» TASK DIRECTIONS
Within the listing below, count the lines that include "export" and give the count alone.

» EXCERPTED DATA
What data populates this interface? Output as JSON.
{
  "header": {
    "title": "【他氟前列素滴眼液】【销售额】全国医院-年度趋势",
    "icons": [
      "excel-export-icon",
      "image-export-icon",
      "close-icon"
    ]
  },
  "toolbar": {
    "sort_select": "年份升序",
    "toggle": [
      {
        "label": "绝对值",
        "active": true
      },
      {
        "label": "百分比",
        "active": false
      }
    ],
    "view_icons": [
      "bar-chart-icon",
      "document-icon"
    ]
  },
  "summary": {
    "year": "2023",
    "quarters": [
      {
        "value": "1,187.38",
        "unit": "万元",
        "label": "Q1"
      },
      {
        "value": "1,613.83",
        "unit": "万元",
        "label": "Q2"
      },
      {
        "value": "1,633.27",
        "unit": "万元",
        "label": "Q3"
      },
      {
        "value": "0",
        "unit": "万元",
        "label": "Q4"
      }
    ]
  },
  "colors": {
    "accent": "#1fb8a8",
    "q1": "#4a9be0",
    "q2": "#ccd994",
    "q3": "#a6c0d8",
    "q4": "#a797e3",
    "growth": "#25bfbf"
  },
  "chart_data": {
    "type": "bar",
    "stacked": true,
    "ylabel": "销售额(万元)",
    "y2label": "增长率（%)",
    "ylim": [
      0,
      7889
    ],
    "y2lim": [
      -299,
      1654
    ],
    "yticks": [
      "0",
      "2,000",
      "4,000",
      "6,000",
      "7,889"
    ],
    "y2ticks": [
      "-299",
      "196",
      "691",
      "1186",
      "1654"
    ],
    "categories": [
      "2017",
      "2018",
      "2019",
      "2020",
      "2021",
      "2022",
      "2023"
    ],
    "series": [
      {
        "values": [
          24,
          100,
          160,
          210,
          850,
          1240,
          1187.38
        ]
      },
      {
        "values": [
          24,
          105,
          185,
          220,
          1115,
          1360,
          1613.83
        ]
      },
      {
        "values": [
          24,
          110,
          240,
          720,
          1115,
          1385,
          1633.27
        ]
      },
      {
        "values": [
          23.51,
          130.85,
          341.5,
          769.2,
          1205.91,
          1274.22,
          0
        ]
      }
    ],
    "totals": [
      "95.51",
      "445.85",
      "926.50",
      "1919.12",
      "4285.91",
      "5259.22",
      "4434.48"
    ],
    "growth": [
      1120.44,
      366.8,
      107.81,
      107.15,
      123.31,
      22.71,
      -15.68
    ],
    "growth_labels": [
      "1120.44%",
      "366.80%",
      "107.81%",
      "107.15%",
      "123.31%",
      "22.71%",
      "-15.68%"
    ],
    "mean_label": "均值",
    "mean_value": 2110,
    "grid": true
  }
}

» RESPONSE BELOW
2